If so, then by the same measure, we have reason to believe that Christ is corporeally present in the Eucharist; the imperceptibility of his body and blood notwithstanding. Specifically, if the argument I presented in my last essay is any good, then there is an independently well attested theory that predicts the corporeal presence of Christ.
On the Efficient Cause of the Body and Blood
Steven asks how it is that Christ’s body and blood can be made present at once in New Zealand (where I live), and at the same time in Arizona (where he lives). At the highest level of generality, Steven asks after the efficient cause of the body and blood of Christ. Specifically, he asks: by virtue of what power is it, that Christ’s body and blood is made present at different times and in different locations?
The standard Augustinian account insists that Christ himself, not the Priest, confects the Eucharist. Alternatively put, it is strictly speaking false to say that the Priest confects the eucharist. Rather what we mean to say, is that in the Eucharist, Christ acting by means of the Priest, shares Himself with us. Hence the efficient cause of the Eucharist is no mere created being, but is rather the Incarnate God Himself.
More formally speaking, in confecting the Eucharist, the priest does not exercise a power proper to his person. Rather, acting in the Person of Christ, he exercises a power proper to the Incarnate God. Put quite bluntly, it is by the omnipotence of God Himself, acting by means of the Priest, that we account for the presence of Christ’s body and blood in the Eucharist.
But perhaps you think I have explained nothing. Perhaps you think I have simply compounded mystery with yet further mystery. Nothing I have said however, should be particularly mysterious. In fact, all that I have said can be explained in terms of perfectly prosaic principles of commerce and contract law doctrine.

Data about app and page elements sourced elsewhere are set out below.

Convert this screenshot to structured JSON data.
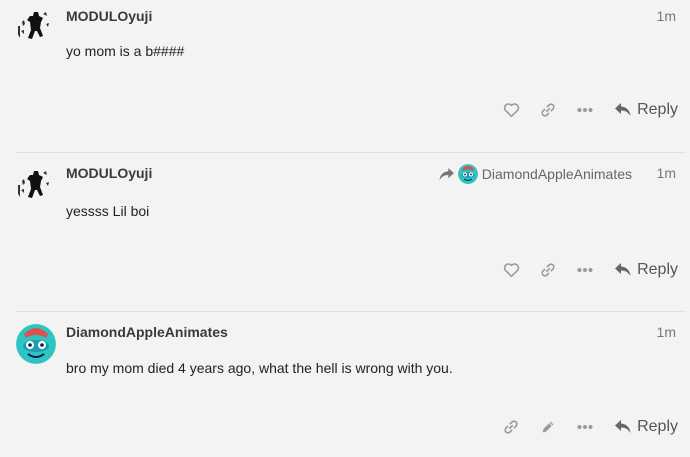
{
  "posts": [
    {
      "username": "MODULOyuji",
      "time": "1m",
      "body": "yo mom is a b####",
      "reply_to": null,
      "reply_label": "Reply",
      "avatar_icon": "ninja-figure-avatar"
    },
    {
      "username": "MODULOyuji",
      "time": "1m",
      "body": "yessss Lil boi",
      "reply_to": "DiamondAppleAnimates",
      "reply_label": "Reply",
      "avatar_icon": "ninja-figure-avatar"
    },
    {
      "username": "DiamondAppleAnimates",
      "time": "1m",
      "body": "bro my mom died 4 years ago, what the hell is wrong with you.",
      "reply_to": null,
      "reply_label": "Reply",
      "avatar_icon": "teal-monster-avatar"
    }
  ],
  "colors": {
    "background": "#f3f3f3",
    "icon": "#999999",
    "reply_text": "#555555",
    "divider": "#e1e1e1",
    "avatar_teal": "#2ec4c4"
  }
}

Where a principal nominates an agent to act on his behalf, the agent is said to re-present (literally “make present”) his principal. The effect being, that in contract negotiations, the principal is heard to speak through the agent’s voice. And it is for precisely this reason, that the principal is contractually bound to his agent’s representations.
The formal explanation of these principles is no different in kind to that which St Augustine offered in respect of the Eucharist’s efficient cause. In appearing to bind his principal to a contract, an agent does not exercise a power proper to his person; he has no such power. Rather, insofar as he re-presents his principal, he exercises a power proper only to the person of his principal. In other words, it is by the power of the principal himself, acting through his agent, that we account for the principal’s duty to observe the contractual obligations that have been entered into on his behalf. If you find no sense of mystery in these perfectly ordinary principles of commerce and contract, neither should you find any mystery in my claim that, in confecting the eucharist, the priest acts in Persona Christi. Neither for that matter, should you find anything particularly mysterious in the suggestion that Christ’s body and blood can be made present in different times and at different places. A principal after all, can nominate as many or as few agents as he pleases.

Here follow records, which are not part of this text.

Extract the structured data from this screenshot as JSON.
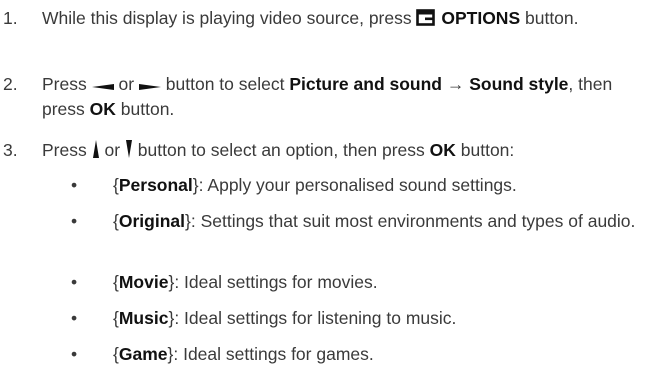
{
  "steps": [
    {
      "number": "1.",
      "pre": "While this display is playing video source, press ",
      "button": "OPTIONS",
      "post": " button."
    },
    {
      "number": "2.",
      "pre": "Press ",
      "or": " or ",
      "mid": " button to select ",
      "path1": "Picture and sound",
      "arrow": "→",
      "path2": "Sound style",
      "then": ", then press ",
      "ok": "OK",
      "post": " button."
    },
    {
      "number": "3.",
      "pre": "Press ",
      "or": " or ",
      "mid": " button to select an option, then press ",
      "ok": "OK",
      "post": " button:"
    }
  ],
  "options": [
    {
      "name": "Personal",
      "desc": ": Apply your personalised sound settings."
    },
    {
      "name": "Original",
      "desc": ": Settings that suit most environments and types of audio."
    },
    {
      "name": "Movie",
      "desc": ": Ideal settings for movies."
    },
    {
      "name": "Music",
      "desc": ": Ideal settings for listening to music."
    },
    {
      "name": "Game",
      "desc": ": Ideal settings for games."
    }
  ],
  "icons": {
    "options": "options-icon",
    "left": "left-arrow-icon",
    "right": "right-arrow-icon",
    "up": "up-arrow-icon",
    "down": "down-arrow-icon"
  }
}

 For a fuller treatment of Theosis as distinct from Henosis (absorption into the Divine Essence) see Lossky’s “The Mystical Theology of the Eastern Church”.
 For present purposes, coition is one kind of physical intimacy.
 Whose cognate uses include such notions as ‘clinging to’ e.g. in Luke 10:11 “Even the dust of your town that clings (κολλάω) to our feet..”
 In complex commercial transactions, principals routinely nominate a multitude of agents.